Richard Dunn (1933-41, 1947-49)

[Born c.1909, died Dec 1970]

Baritone Richard Dunn joined the D'Oyly Carte Opera Company chorus in March 1933. He was off the payroll between April and June 1935, but appears to have returned for the 1935-36 season. At some point in the that season he assumed the part of Antonio in The Gondoliers, and in June 1936 added Mr. Cox in Cox and Box, assuming the role from George Cammidge. Dunn played both Cox and Antonio throughout the following season, but during the 1937-38 season he yielded them to William Sumner.That year Dunn filled in on one occasion as the Earl of Mountararat in Iolanthe (December 1937), and swapped the part of Antonio fo Luiz in The Gondoliers (February 1938).He assumed the part of Luiz in September 1938, playing it as his only named part until August 1939 when he added the Counsel for the Plaintiff in Trial by Jury.In August 1940 he took on the small additional part of Second Citizen in The Yeomen of the Guard, but he left the Company in March 1941 when called into military service.

Dunn returned to the D'Oyly Carte Opera Company in September 1947, and for the next year-and-a-half appeared regularly as Cox, Samuel in The Pirates of Penzance, Second Yeoman in The Yeomen of the Guard, and Annibale in The Gondoliers. He also filled in from time to time as Mountararat (1947-49), and as Counsel to the Plaintiff (1947) and the Learned Judge (1948-1949) in Trial by Jury.Richard Dunn left the D'Oyly Carte for good in April 1949.

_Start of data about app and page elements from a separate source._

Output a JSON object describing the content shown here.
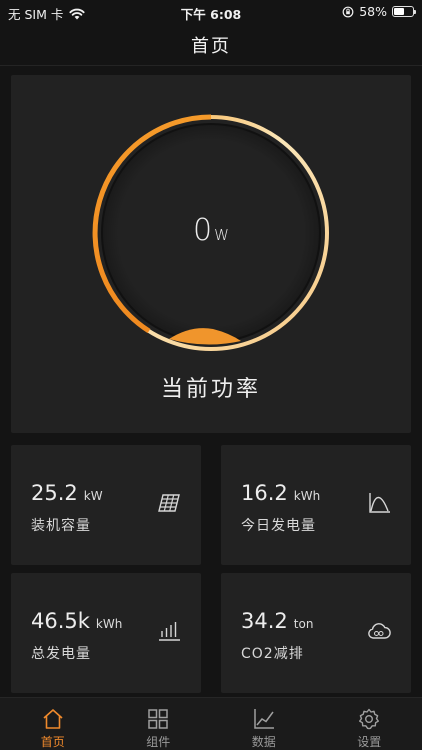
{
  "status_bar": {
    "carrier": "无 SIM 卡",
    "time": "下午 6:08",
    "battery": "58%",
    "battery_level": 0.58
  },
  "nav": {
    "title": "首页"
  },
  "power": {
    "value": "0",
    "unit": "W",
    "label": "当前功率",
    "accent_color": "#f09a30"
  },
  "stats": [
    {
      "value": "25.2",
      "unit": "kW",
      "label": "装机容量",
      "icon": "solar-panel-icon"
    },
    {
      "value": "16.2",
      "unit": "kWh",
      "label": "今日发电量",
      "icon": "curve-chart-icon"
    },
    {
      "value": "46.5k",
      "unit": "kWh",
      "label": "总发电量",
      "icon": "bar-chart-icon"
    },
    {
      "value": "34.2",
      "unit": "ton",
      "label": "CO2减排",
      "icon": "co2-cloud-icon"
    }
  ],
  "tabs": [
    {
      "label": "首页",
      "icon": "home-icon",
      "active": true
    },
    {
      "label": "组件",
      "icon": "grid-icon",
      "active": false
    },
    {
      "label": "数据",
      "icon": "line-chart-icon",
      "active": false
    },
    {
      "label": "设置",
      "icon": "gear-icon",
      "active": false
    }
  ],
  "colors": {
    "accent": "#f08a2c",
    "background": "#141414",
    "card": "#222222"
  }
}
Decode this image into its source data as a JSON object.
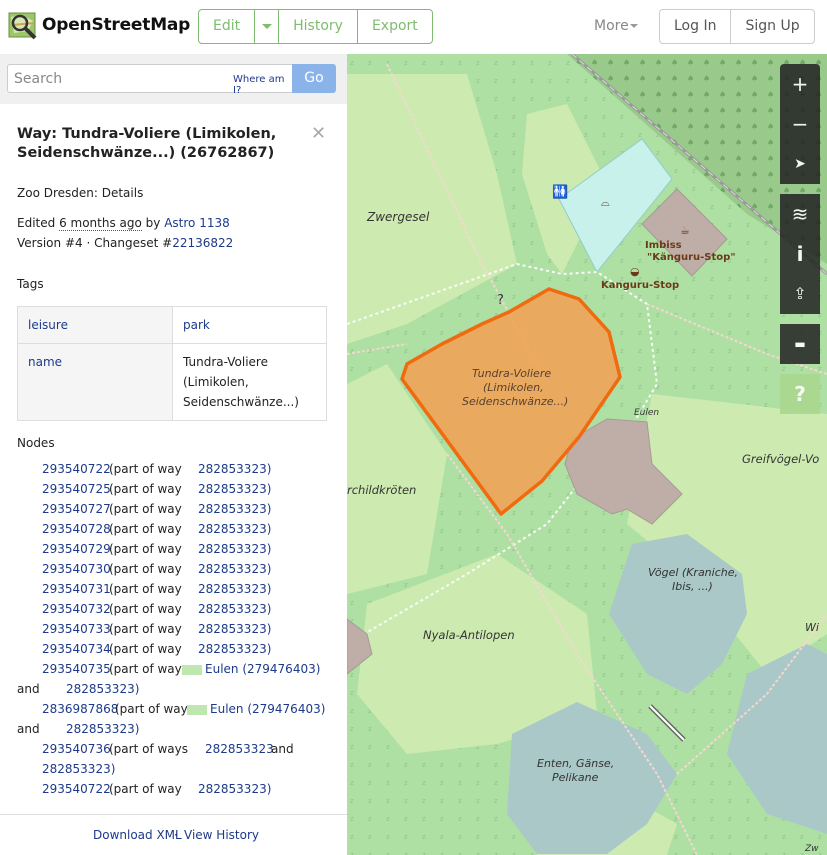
{
  "header": {
    "brand": "OpenStreetMap",
    "edit": "Edit",
    "history": "History",
    "export": "Export",
    "more": "More",
    "login": "Log In",
    "signup": "Sign Up"
  },
  "search": {
    "placeholder": "Search",
    "where": "Where am I?",
    "go": "Go"
  },
  "details": {
    "title": "Way: Tundra-Voliere (Limikolen, Seidenschwänze...) (26762867)",
    "subtitle": "Zoo Dresden: Details",
    "edited_prefix": "Edited ",
    "edited_time": "6 months ago",
    "edited_by": " by ",
    "editor": "Astro 1138",
    "version_prefix": "Version #4 · Changeset #",
    "changeset": "22136822",
    "tags_heading": "Tags",
    "tags": [
      {
        "key": "leisure",
        "value": "park"
      },
      {
        "key": "name",
        "value": "Tundra-Voliere (Limikolen, Seidenschwänze...)"
      }
    ],
    "nodes_heading": "Nodes",
    "part_of_way": "(part of way",
    "part_of_ways": "(part of ways",
    "and": "and",
    "nodes": [
      {
        "id": "293540722",
        "way": "282853323)"
      },
      {
        "id": "293540725",
        "way": "282853323)"
      },
      {
        "id": "293540727",
        "way": "282853323)"
      },
      {
        "id": "293540728",
        "way": "282853323)"
      },
      {
        "id": "293540729",
        "way": "282853323)"
      },
      {
        "id": "293540730",
        "way": "282853323)"
      },
      {
        "id": "293540731",
        "way": "282853323)"
      },
      {
        "id": "293540732",
        "way": "282853323)"
      },
      {
        "id": "293540733",
        "way": "282853323)"
      },
      {
        "id": "293540734",
        "way": "282853323)"
      }
    ],
    "node_multi_1": {
      "id": "293540735",
      "way1": "Eulen (279476403)",
      "way2": "282853323)"
    },
    "node_multi_2": {
      "id": "2836987868",
      "way1": "Eulen (279476403)",
      "way2": "282853323)"
    },
    "node_multi_3": {
      "id": "293540736",
      "way1": "282853323",
      "way2": "282853323)"
    },
    "node_last": {
      "id": "293540722",
      "way": "282853323)"
    }
  },
  "footer": {
    "download": "Download XML",
    "sep": " · ",
    "history": "View History"
  },
  "map": {
    "labels": {
      "zwergesel": "Zwergesel",
      "imbiss": "Imbiss",
      "imbiss_name": "\"Känguru-Stop\"",
      "kanguru": "Kanguru-Stop",
      "tundra1": "Tundra-Voliere",
      "tundra2": "(Limikolen,",
      "tundra3": "Seidenschwänze...)",
      "eulen": "Eulen",
      "greif": "Greifvögel-Vo",
      "schild": "rchildkröten",
      "voegel1": "Vögel (Kraniche,",
      "voegel2": "Ibis, ...)",
      "nyala": "Nyala-Antilopen",
      "enten1": "Enten, Gänse,",
      "enten2": "Pelikane",
      "wi": "Wi",
      "zw": "Zw"
    },
    "controls": {
      "zoom_in": "+",
      "zoom_out": "−",
      "locate": "➤",
      "layers": "≋",
      "info": "i",
      "share": "⇪",
      "note": "▬",
      "help": "?"
    },
    "colors": {
      "park": "#cdebb0",
      "zoo_green": "#aedfa3",
      "highlight_fill": "#f0a458",
      "highlight_stroke": "#f06a10",
      "water": "#aad3df",
      "building": "#bfaea7"
    }
  }
}
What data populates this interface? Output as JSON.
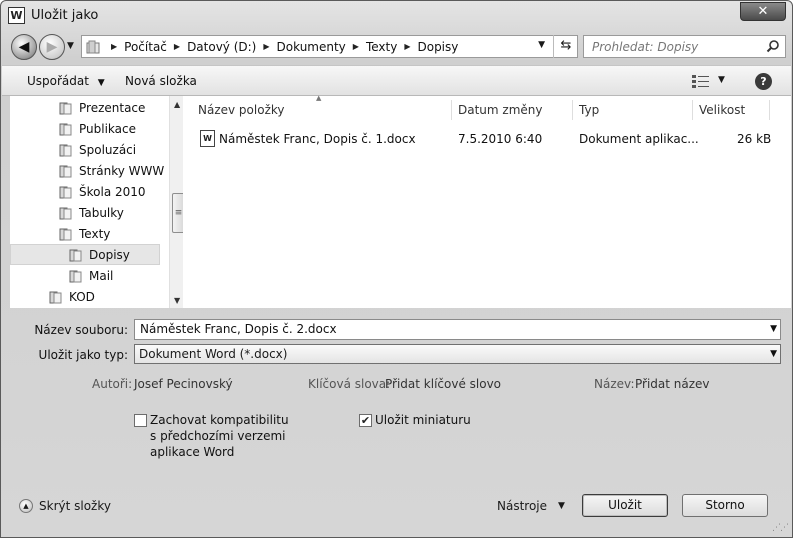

Dunn next performed in London as a singer in Herbert & Ellis's musical play Tough at the Top (Adelphi, July-November 1949). His only subsequent role on the London Stage came in May 1957 when he played the Commissioner in Leo Marks's play The Best Damn Lie at the Winter Garden.

For the last ten years of his life Richard Dunn produced the Savoy operas for the Plymouth Gilbert & Sullivan Fellowship, his last production being an open-air Yeomen of the Guard for the City's 1970 Mayflower celebrations.

Page modified June 1, 2002 © 2002 David Stone